+++ RECORDS SUPPLIED +++

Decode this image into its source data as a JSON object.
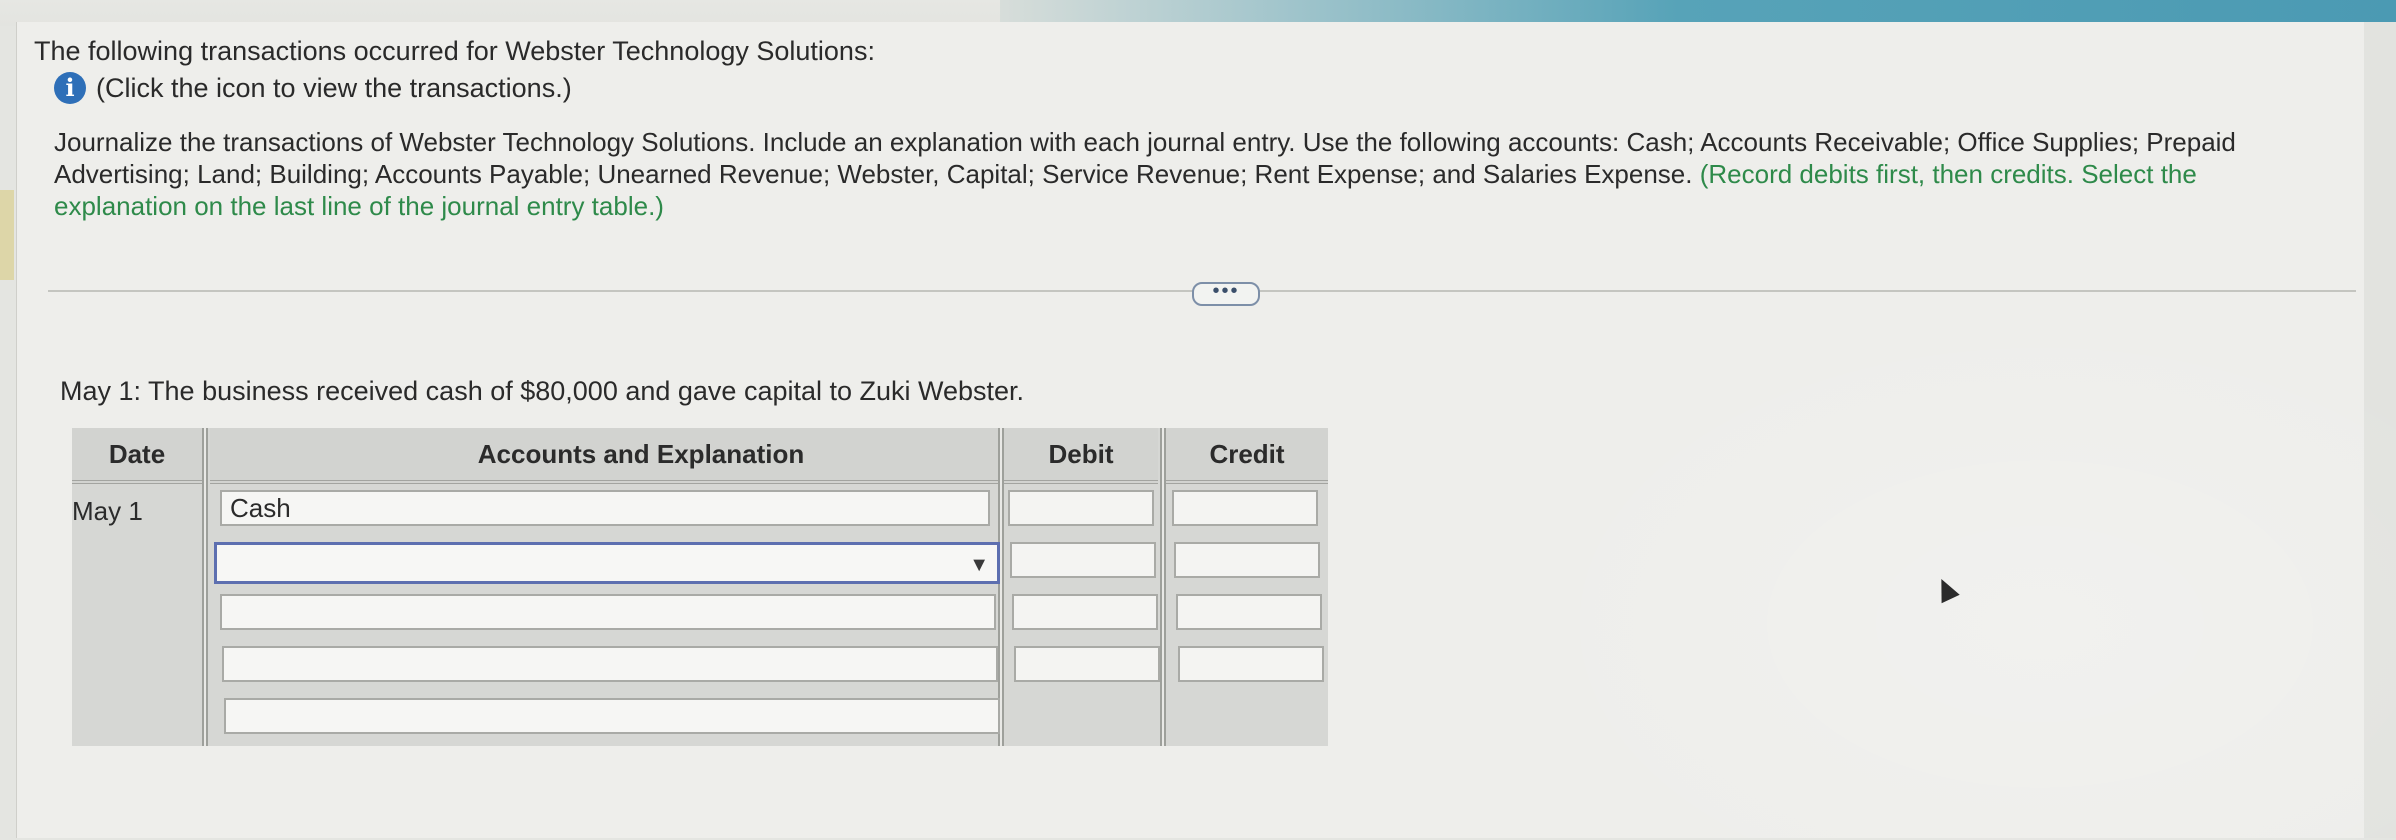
{
  "question": {
    "title": "The following transactions occurred for Webster Technology Solutions:",
    "info_link": "(Click the icon to view the transactions.)",
    "info_icon": "info-icon",
    "instructions_main": "Journalize the transactions of Webster Technology Solutions. Include an explanation with each journal entry. Use the following accounts: Cash; Accounts Receivable; Office Supplies; Prepaid Advertising; Land; Building; Accounts Payable; Unearned Revenue; Webster, Capital; Service Revenue; Rent Expense; and Salaries Expense.",
    "instructions_note": "(Record debits first, then credits. Select the explanation on the last line of the journal entry table.)"
  },
  "more_button": "•••",
  "prompt": "May 1: The business received cash of $80,000 and gave capital to Zuki Webster.",
  "journal": {
    "headers": {
      "date": "Date",
      "accounts": "Accounts and Explanation",
      "debit": "Debit",
      "credit": "Credit"
    },
    "date": "May 1",
    "rows": [
      {
        "account": "Cash",
        "debit": "",
        "credit": ""
      },
      {
        "account": "",
        "debit": "",
        "credit": ""
      },
      {
        "account": "",
        "debit": "",
        "credit": ""
      },
      {
        "account": "",
        "debit": "",
        "credit": ""
      },
      {
        "account": ""
      }
    ],
    "dropdown_arrow": "▼"
  }
}
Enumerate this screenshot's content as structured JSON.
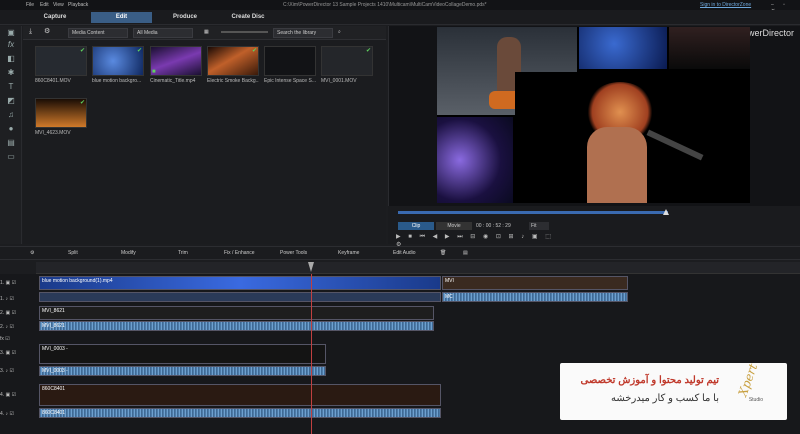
{
  "menu": {
    "file": "File",
    "edit": "Edit",
    "view": "View",
    "playback": "Playback"
  },
  "window_title": "C:\\Xim\\PowerDirector 13 Sample Projects 1410\\Multicam\\MultiCamVideoCollageDemo.pds*",
  "signin": "Sign in to DirectorZone",
  "app_name": "PowerDirector",
  "modes": {
    "capture": "Capture",
    "edit": "Edit",
    "produce": "Produce",
    "create_disc": "Create Disc"
  },
  "library": {
    "content_filter": "Media Content",
    "media_filter": "All Media",
    "search_placeholder": "Search the library",
    "items": [
      {
        "label": "860C8401.MOV",
        "color": "#2a2f35"
      },
      {
        "label": "blue motion backgro...",
        "color": "#1e3e7a"
      },
      {
        "label": "Cinematic_Title.mp4",
        "color": "#4a2a6a"
      },
      {
        "label": "Electric Smoke Backg...",
        "color": "#6a3a1a"
      },
      {
        "label": "Epic Intense Space S...",
        "color": "#15161a"
      },
      {
        "label": "MVI_0001.MOV",
        "color": "#25272b"
      },
      {
        "label": "MVI_4623.MOV",
        "color": "#7a4a20"
      }
    ]
  },
  "preview": {
    "clip_tab": "Clip",
    "movie_tab": "Movie",
    "timecode": "00 : 00 : 52 : 29",
    "fit": "Fit"
  },
  "edit_tabs": {
    "split": "Split",
    "modify": "Modify",
    "trim": "Trim",
    "fix_enhance": "Fix / Enhance",
    "power_tools": "Power Tools",
    "keyframe": "Keyframe",
    "edit_audio": "Edit Audio"
  },
  "tracks": {
    "t1": "1.",
    "t2": "2.",
    "t3": "3.",
    "t4": "4.",
    "fx": "fx"
  },
  "clips": {
    "c1": "blue motion background(1).mp4",
    "c2": "MVI_8621",
    "c3": "MVI_0003 -",
    "c4": "860C8401",
    "c5": "MVI_8621",
    "c6": "MVI_0003 -",
    "c7": "860C8401",
    "c8": "MVI",
    "c9": "MC"
  },
  "watermark": {
    "line1": "تیم تولید محتوا و آموزش تخصصی",
    "line2": "با ما کسب و کار میدرخشه",
    "brand": "Xpert",
    "brand2": "Studio"
  }
}
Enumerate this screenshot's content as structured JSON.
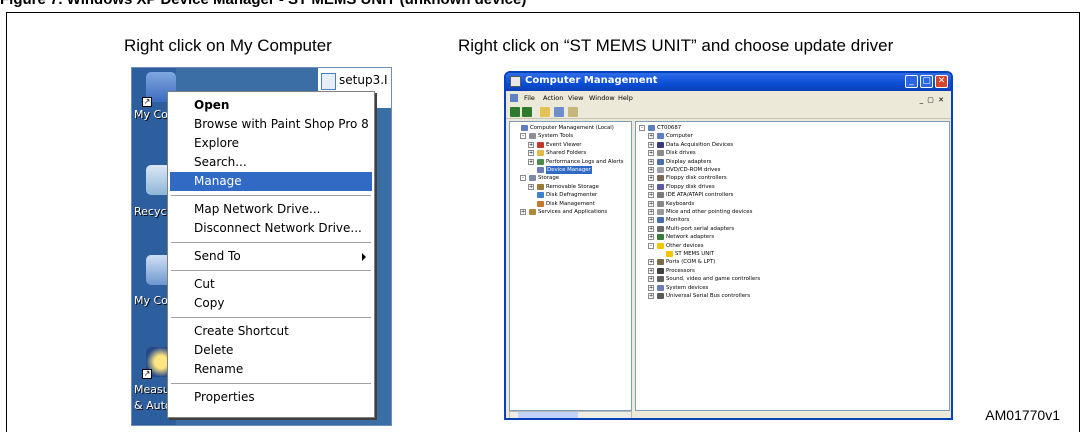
{
  "top_heading": "Figure 7.  Windows XP Device Manager - ST MEMS UNIT (unknown device)",
  "left_panel": {
    "caption": "Right click on My Computer",
    "file_label": "setup3.I",
    "desktop_labels": [
      "My Con",
      "Recyc",
      "My Con",
      "Measur",
      "& Autor"
    ],
    "context_menu": [
      {
        "label": "Open",
        "bold": true
      },
      {
        "label": "Browse with Paint Shop Pro 8"
      },
      {
        "label": "Explore"
      },
      {
        "label": "Search..."
      },
      {
        "label": "Manage",
        "highlighted": true
      },
      {
        "separator": true
      },
      {
        "label": "Map Network Drive..."
      },
      {
        "label": "Disconnect Network Drive..."
      },
      {
        "separator": true
      },
      {
        "label": "Send To",
        "submenu": true
      },
      {
        "separator": true
      },
      {
        "label": "Cut"
      },
      {
        "label": "Copy"
      },
      {
        "separator": true
      },
      {
        "label": "Create Shortcut"
      },
      {
        "label": "Delete"
      },
      {
        "label": "Rename"
      },
      {
        "separator": true
      },
      {
        "label": "Properties"
      }
    ]
  },
  "right_panel": {
    "caption": "Right click on “ST MEMS UNIT” and choose update driver",
    "window_title": "Computer Management",
    "menu": [
      "File",
      "Action",
      "View",
      "Window",
      "Help"
    ],
    "mdi_buttons": "_ ▢ ✕",
    "console_tree": [
      {
        "label": "Computer Management (Local)",
        "level": 0,
        "icon": "computer-icon"
      },
      {
        "label": "System Tools",
        "level": 1,
        "pm": "-",
        "icon": "tools-icon"
      },
      {
        "label": "Event Viewer",
        "level": 2,
        "pm": "+",
        "icon": "event-viewer-icon"
      },
      {
        "label": "Shared Folders",
        "level": 2,
        "pm": "+",
        "icon": "folder-icon"
      },
      {
        "label": "Performance Logs and Alerts",
        "level": 2,
        "pm": "+",
        "icon": "performance-icon"
      },
      {
        "label": "Device Manager",
        "level": 2,
        "selected": true,
        "icon": "device-manager-icon"
      },
      {
        "label": "Storage",
        "level": 1,
        "pm": "-",
        "icon": "storage-icon"
      },
      {
        "label": "Removable Storage",
        "level": 2,
        "pm": "+",
        "icon": "removable-storage-icon"
      },
      {
        "label": "Disk Defragmenter",
        "level": 2,
        "icon": "defrag-icon"
      },
      {
        "label": "Disk Management",
        "level": 2,
        "icon": "disk-management-icon"
      },
      {
        "label": "Services and Applications",
        "level": 1,
        "pm": "+",
        "icon": "services-icon"
      }
    ],
    "device_tree": [
      {
        "label": "CT00687",
        "level": 0,
        "pm": "-",
        "icon": "computer-icon"
      },
      {
        "label": "Computer",
        "level": 1,
        "pm": "+",
        "icon": "computer-icon"
      },
      {
        "label": "Data Acquisition Devices",
        "level": 1,
        "pm": "+",
        "icon": "data-acquisition-icon"
      },
      {
        "label": "Disk drives",
        "level": 1,
        "pm": "+",
        "icon": "disk-drive-icon"
      },
      {
        "label": "Display adapters",
        "level": 1,
        "pm": "+",
        "icon": "display-adapter-icon"
      },
      {
        "label": "DVD/CD-ROM drives",
        "level": 1,
        "pm": "+",
        "icon": "cdrom-icon"
      },
      {
        "label": "Floppy disk controllers",
        "level": 1,
        "pm": "+",
        "icon": "controller-icon"
      },
      {
        "label": "Floppy disk drives",
        "level": 1,
        "pm": "+",
        "icon": "floppy-icon"
      },
      {
        "label": "IDE ATA/ATAPI controllers",
        "level": 1,
        "pm": "+",
        "icon": "ide-icon"
      },
      {
        "label": "Keyboards",
        "level": 1,
        "pm": "+",
        "icon": "keyboard-icon"
      },
      {
        "label": "Mice and other pointing devices",
        "level": 1,
        "pm": "+",
        "icon": "mouse-icon"
      },
      {
        "label": "Monitors",
        "level": 1,
        "pm": "+",
        "icon": "monitor-icon"
      },
      {
        "label": "Multi-port serial adapters",
        "level": 1,
        "pm": "+",
        "icon": "serial-icon"
      },
      {
        "label": "Network adapters",
        "level": 1,
        "pm": "+",
        "icon": "network-icon"
      },
      {
        "label": "Other devices",
        "level": 1,
        "pm": "-",
        "icon": "unknown-device-icon"
      },
      {
        "label": "ST MEMS UNIT",
        "level": 2,
        "icon": "unknown-device-icon"
      },
      {
        "label": "Ports (COM & LPT)",
        "level": 1,
        "pm": "+",
        "icon": "port-icon"
      },
      {
        "label": "Processors",
        "level": 1,
        "pm": "+",
        "icon": "processor-icon"
      },
      {
        "label": "Sound, video and game controllers",
        "level": 1,
        "pm": "+",
        "icon": "sound-icon"
      },
      {
        "label": "System devices",
        "level": 1,
        "pm": "+",
        "icon": "system-devices-icon"
      },
      {
        "label": "Universal Serial Bus controllers",
        "level": 1,
        "pm": "+",
        "icon": "usb-icon"
      }
    ]
  },
  "figure_id": "AM01770v1",
  "colors": {
    "desktop_blue": "#3a6ea5",
    "menu_highlight": "#316ac5",
    "xp_titlebar": "#0a4dd6",
    "xp_face": "#ece9d8",
    "unknown_device_yellow": "#f2c500"
  }
}
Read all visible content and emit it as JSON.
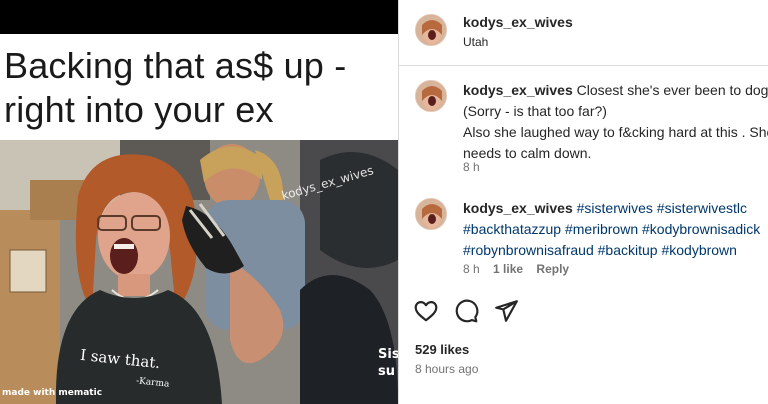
{
  "meme": {
    "caption_line1": "Backing that as$ up -",
    "caption_line2": "right into your ex",
    "shirt_text": "I saw that.",
    "shirt_sub": "-Karma",
    "watermark": "kodys_ex_wives",
    "mematic_credit": "made with mematic",
    "corner_text_1": "Sis",
    "corner_text_2": "su"
  },
  "post": {
    "username": "kodys_ex_wives",
    "location": "Utah"
  },
  "comments": [
    {
      "username": "kodys_ex_wives",
      "lines": [
        "Closest she's ever been to doggy.",
        "(Sorry - is that too far?)",
        "Also she laughed way to f&cking hard at this . She",
        "needs to calm down."
      ],
      "time": "8 h"
    },
    {
      "username": "kodys_ex_wives",
      "hashtags": [
        "#sisterwives",
        "#sisterwivestlc",
        "#backthatazzup",
        "#meribrown",
        "#kodybrownisadick",
        "#robynbrownisafraud",
        "#backitup",
        "#kodybrown"
      ],
      "time": "8 h",
      "likes": "1 like",
      "reply_label": "Reply"
    }
  ],
  "actions": [
    "heart-icon",
    "comment-icon",
    "share-icon"
  ],
  "likes_count": "529 likes",
  "posted_time": "8 hours ago",
  "colors": {
    "hashtag": "#00376b",
    "border": "#dbdbdb",
    "muted": "#737373"
  }
}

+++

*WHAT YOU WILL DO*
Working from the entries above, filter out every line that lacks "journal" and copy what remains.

*OUTPUT BELOW*
    "instructions_main": "Journalize the transactions of Webster Technology Solutions. Include an explanation with each journal entry. Use the following accounts: Cash; Accounts Receivable; Office Supplies; Prepaid Advertising; Land; Building; Accounts Payable; Unearned Revenue; Webster, Capital; Service Revenue; Rent Expense; and Salaries Expense.",
    "instructions_note": "(Record debits first, then credits. Select the explanation on the last line of the journal entry table.)"
  "journal": {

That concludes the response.